The expected output is every entry, repeated word for word.
++++++++++
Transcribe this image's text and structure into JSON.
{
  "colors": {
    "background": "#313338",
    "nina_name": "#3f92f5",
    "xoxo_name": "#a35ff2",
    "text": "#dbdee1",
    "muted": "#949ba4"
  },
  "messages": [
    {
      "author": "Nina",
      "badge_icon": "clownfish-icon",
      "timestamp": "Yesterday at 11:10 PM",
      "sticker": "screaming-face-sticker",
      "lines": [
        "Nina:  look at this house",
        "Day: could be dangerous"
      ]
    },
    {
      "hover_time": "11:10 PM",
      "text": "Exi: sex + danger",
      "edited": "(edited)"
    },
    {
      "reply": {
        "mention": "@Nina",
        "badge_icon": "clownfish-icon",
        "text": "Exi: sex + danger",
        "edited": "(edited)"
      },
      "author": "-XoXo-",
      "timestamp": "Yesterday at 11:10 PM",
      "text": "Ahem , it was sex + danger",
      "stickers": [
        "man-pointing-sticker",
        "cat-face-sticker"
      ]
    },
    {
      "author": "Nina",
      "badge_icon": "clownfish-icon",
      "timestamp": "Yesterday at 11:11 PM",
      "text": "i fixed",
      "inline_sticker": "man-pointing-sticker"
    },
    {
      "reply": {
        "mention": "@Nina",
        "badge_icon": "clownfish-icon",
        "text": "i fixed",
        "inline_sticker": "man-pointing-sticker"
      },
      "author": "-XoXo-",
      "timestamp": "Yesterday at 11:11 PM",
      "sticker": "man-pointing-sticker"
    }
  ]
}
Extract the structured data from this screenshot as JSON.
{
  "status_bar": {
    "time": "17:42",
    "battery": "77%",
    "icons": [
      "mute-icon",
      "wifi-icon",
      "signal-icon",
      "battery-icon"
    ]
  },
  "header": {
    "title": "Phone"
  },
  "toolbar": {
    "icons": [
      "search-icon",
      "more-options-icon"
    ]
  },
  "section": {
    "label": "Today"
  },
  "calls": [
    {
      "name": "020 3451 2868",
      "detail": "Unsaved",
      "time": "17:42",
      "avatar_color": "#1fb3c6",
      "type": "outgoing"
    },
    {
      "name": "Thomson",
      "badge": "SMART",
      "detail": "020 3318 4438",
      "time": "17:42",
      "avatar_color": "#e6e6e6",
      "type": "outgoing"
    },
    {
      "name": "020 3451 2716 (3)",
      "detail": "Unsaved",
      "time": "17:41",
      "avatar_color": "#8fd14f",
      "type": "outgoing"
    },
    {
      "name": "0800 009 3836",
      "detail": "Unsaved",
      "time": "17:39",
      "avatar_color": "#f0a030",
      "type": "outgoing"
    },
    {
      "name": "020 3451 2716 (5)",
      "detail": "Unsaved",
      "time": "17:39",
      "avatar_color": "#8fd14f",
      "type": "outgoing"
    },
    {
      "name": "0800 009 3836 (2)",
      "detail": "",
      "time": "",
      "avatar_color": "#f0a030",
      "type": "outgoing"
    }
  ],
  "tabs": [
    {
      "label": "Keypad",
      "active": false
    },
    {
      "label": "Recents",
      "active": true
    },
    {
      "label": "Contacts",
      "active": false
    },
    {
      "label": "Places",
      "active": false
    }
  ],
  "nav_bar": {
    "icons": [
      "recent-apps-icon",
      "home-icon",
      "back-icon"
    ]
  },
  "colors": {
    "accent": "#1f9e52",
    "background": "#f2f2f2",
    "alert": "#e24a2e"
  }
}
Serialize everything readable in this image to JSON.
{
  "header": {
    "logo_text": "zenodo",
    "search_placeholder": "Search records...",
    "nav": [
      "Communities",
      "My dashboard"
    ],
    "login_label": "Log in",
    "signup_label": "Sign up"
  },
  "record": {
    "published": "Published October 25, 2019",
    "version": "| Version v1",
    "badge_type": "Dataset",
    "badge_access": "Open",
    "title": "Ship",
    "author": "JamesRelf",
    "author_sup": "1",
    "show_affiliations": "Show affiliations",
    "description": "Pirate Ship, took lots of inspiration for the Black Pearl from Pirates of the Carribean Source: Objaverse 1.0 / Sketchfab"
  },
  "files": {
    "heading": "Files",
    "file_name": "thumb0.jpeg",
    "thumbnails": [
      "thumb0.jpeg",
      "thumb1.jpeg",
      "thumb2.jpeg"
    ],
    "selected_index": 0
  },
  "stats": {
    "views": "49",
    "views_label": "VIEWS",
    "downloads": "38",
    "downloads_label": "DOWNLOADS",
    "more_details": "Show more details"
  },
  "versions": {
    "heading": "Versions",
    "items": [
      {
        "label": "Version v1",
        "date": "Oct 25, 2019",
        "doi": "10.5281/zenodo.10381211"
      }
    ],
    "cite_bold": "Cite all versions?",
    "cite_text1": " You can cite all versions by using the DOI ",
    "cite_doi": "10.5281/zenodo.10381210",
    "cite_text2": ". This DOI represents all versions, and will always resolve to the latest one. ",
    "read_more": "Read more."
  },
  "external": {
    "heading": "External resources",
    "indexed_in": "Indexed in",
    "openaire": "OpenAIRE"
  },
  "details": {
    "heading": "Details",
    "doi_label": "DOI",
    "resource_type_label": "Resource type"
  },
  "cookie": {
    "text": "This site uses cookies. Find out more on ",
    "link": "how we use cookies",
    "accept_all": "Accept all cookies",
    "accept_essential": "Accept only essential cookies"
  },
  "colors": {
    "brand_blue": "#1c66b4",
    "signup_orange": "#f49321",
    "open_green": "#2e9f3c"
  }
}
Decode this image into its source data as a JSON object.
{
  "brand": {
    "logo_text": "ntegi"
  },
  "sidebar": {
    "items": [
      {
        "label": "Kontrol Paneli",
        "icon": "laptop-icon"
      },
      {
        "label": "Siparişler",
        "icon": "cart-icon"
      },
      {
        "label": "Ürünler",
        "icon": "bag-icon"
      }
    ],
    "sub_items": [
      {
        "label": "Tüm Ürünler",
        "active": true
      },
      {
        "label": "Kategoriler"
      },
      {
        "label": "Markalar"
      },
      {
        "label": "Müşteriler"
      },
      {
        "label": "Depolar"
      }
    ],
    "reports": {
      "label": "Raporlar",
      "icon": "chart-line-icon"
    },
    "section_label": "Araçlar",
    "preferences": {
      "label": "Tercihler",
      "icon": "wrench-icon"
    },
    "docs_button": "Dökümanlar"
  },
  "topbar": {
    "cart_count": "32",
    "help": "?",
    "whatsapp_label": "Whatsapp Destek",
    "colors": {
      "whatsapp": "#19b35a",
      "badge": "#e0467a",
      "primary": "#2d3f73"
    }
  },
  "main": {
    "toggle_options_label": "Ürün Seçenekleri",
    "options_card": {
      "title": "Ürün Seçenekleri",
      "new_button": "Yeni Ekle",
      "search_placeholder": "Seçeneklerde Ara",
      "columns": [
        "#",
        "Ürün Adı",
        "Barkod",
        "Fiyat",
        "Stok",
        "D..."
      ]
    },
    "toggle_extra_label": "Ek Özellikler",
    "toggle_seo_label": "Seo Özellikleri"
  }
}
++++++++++
- **YOUR RESPONSE**
Transcribe this image's text and structure into JSON.
{
  "colors": {
    "background": "#313338",
    "nina_name": "#3f92f5",
    "xoxo_name": "#a35ff2",
    "text": "#dbdee1",
    "muted": "#949ba4"
  },
  "messages": [
    {
      "author": "Nina",
      "badge_icon": "clownfish-icon",
      "timestamp": "Yesterday at 11:10 PM",
      "sticker": "screaming-face-sticker",
      "lines": [
        "Nina:  look at this house",
        "Day: could be dangerous"
      ]
    },
    {
      "hover_time": "11:10 PM",
      "text": "Exi: sex + danger",
      "edited": "(edited)"
    },
    {
      "reply": {
        "mention": "@Nina",
        "badge_icon": "clownfish-icon",
        "text": "Exi: sex + danger",
        "edited": "(edited)"
      },
      "author": "-XoXo-",
      "timestamp": "Yesterday at 11:10 PM",
      "text": "Ahem , it was sex + danger",
      "stickers": [
        "man-pointing-sticker",
        "cat-face-sticker"
      ]
    },
    {
      "author": "Nina",
      "badge_icon": "clownfish-icon",
      "timestamp": "Yesterday at 11:11 PM",
      "text": "i fixed",
      "inline_sticker": "man-pointing-sticker"
    },
    {
      "reply": {
        "mention": "@Nina",
        "badge_icon": "clownfish-icon",
        "text": "i fixed",
        "inline_sticker": "man-pointing-sticker"
      },
      "author": "-XoXo-",
      "timestamp": "Yesterday at 11:11 PM",
      "sticker": "man-pointing-sticker"
    }
  ]
}
Extract the structured data from this screenshot as JSON.
{
  "status_bar": {
    "time": "17:42",
    "battery": "77%",
    "icons": [
      "mute-icon",
      "wifi-icon",
      "signal-icon",
      "battery-icon"
    ]
  },
  "header": {
    "title": "Phone"
  },
  "toolbar": {
    "icons": [
      "search-icon",
      "more-options-icon"
    ]
  },
  "section": {
    "label": "Today"
  },
  "calls": [
    {
      "name": "020 3451 2868",
      "detail": "Unsaved",
      "time": "17:42",
      "avatar_color": "#1fb3c6",
      "type": "outgoing"
    },
    {
      "name": "Thomson",
      "badge": "SMART",
      "detail": "020 3318 4438",
      "time": "17:42",
      "avatar_color": "#e6e6e6",
      "type": "outgoing"
    },
    {
      "name": "020 3451 2716 (3)",
      "detail": "Unsaved",
      "time": "17:41",
      "avatar_color": "#8fd14f",
      "type": "outgoing"
    },
    {
      "name": "0800 009 3836",
      "detail": "Unsaved",
      "time": "17:39",
      "avatar_color": "#f0a030",
      "type": "outgoing"
    },
    {
      "name": "020 3451 2716 (5)",
      "detail": "Unsaved",
      "time": "17:39",
      "avatar_color": "#8fd14f",
      "type": "outgoing"
    },
    {
      "name": "0800 009 3836 (2)",
      "detail": "",
      "time": "",
      "avatar_color": "#f0a030",
      "type": "outgoing"
    }
  ],
  "tabs": [
    {
      "label": "Keypad",
      "active": false
    },
    {
      "label": "Recents",
      "active": true
    },
    {
      "label": "Contacts",
      "active": false
    },
    {
      "label": "Places",
      "active": false
    }
  ],
  "nav_bar": {
    "icons": [
      "recent-apps-icon",
      "home-icon",
      "back-icon"
    ]
  },
  "colors": {
    "accent": "#1f9e52",
    "background": "#f2f2f2",
    "alert": "#e24a2e"
  }
}
Serialize everything readable in this image to JSON.
{
  "header": {
    "logo_text": "zenodo",
    "search_placeholder": "Search records...",
    "nav": [
      "Communities",
      "My dashboard"
    ],
    "login_label": "Log in",
    "signup_label": "Sign up"
  },
  "record": {
    "published": "Published October 25, 2019",
    "version": "| Version v1",
    "badge_type": "Dataset",
    "badge_access": "Open",
    "title": "Ship",
    "author": "JamesRelf",
    "author_sup": "1",
    "show_affiliations": "Show affiliations",
    "description": "Pirate Ship, took lots of inspiration for the Black Pearl from Pirates of the Carribean Source: Objaverse 1.0 / Sketchfab"
  },
  "files": {
    "heading": "Files",
    "file_name": "thumb0.jpeg",
    "thumbnails": [
      "thumb0.jpeg",
      "thumb1.jpeg",
      "thumb2.jpeg"
    ],
    "selected_index": 0
  },
  "stats": {
    "views": "49",
    "views_label": "VIEWS",
    "downloads": "38",
    "downloads_label": "DOWNLOADS",
    "more_details": "Show more details"
  },
  "versions": {
    "heading": "Versions",
    "items": [
      {
        "label": "Version v1",
        "date": "Oct 25, 2019",
        "doi": "10.5281/zenodo.10381211"
      }
    ],
    "cite_bold": "Cite all versions?",
    "cite_text1": " You can cite all versions by using the DOI ",
    "cite_doi": "10.5281/zenodo.10381210",
    "cite_text2": ". This DOI represents all versions, and will always resolve to the latest one. ",
    "read_more": "Read more."
  },
  "external": {
    "heading": "External resources",
    "indexed_in": "Indexed in",
    "openaire": "OpenAIRE"
  },
  "details": {
    "heading": "Details",
    "doi_label": "DOI",
    "resource_type_label": "Resource type"
  },
  "cookie": {
    "text": "This site uses cookies. Find out more on ",
    "link": "how we use cookies",
    "accept_all": "Accept all cookies",
    "accept_essential": "Accept only essential cookies"
  },
  "colors": {
    "brand_blue": "#1c66b4",
    "signup_orange": "#f49321",
    "open_green": "#2e9f3c"
  }
}
Decode this image into its source data as a JSON object.
{
  "brand": {
    "logo_text": "ntegi"
  },
  "sidebar": {
    "items": [
      {
        "label": "Kontrol Paneli",
        "icon": "laptop-icon"
      },
      {
        "label": "Siparişler",
        "icon": "cart-icon"
      },
      {
        "label": "Ürünler",
        "icon": "bag-icon"
      }
    ],
    "sub_items": [
      {
        "label": "Tüm Ürünler",
        "active": true
      },
      {
        "label": "Kategoriler"
      },
      {
        "label": "Markalar"
      },
      {
        "label": "Müşteriler"
      },
      {
        "label": "Depolar"
      }
    ],
    "reports": {
      "label": "Raporlar",
      "icon": "chart-line-icon"
    },
    "section_label": "Araçlar",
    "preferences": {
      "label": "Tercihler",
      "icon": "wrench-icon"
    },
    "docs_button": "Dökümanlar"
  },
  "topbar": {
    "cart_count": "32",
    "help": "?",
    "whatsapp_label": "Whatsapp Destek",
    "colors": {
      "whatsapp": "#19b35a",
      "badge": "#e0467a",
      "primary": "#2d3f73"
    }
  },
  "main": {
    "toggle_options_label": "Ürün Seçenekleri",
    "options_card": {
      "title": "Ürün Seçenekleri",
      "new_button": "Yeni Ekle",
      "search_placeholder": "Seçeneklerde Ara",
      "columns": [
        "#",
        "Ürün Adı",
        "Barkod",
        "Fiyat",
        "Stok",
        "D..."
      ]
    },
    "toggle_extra_label": "Ek Özellikler",
    "toggle_seo_label": "Seo Özellikleri"
  }
}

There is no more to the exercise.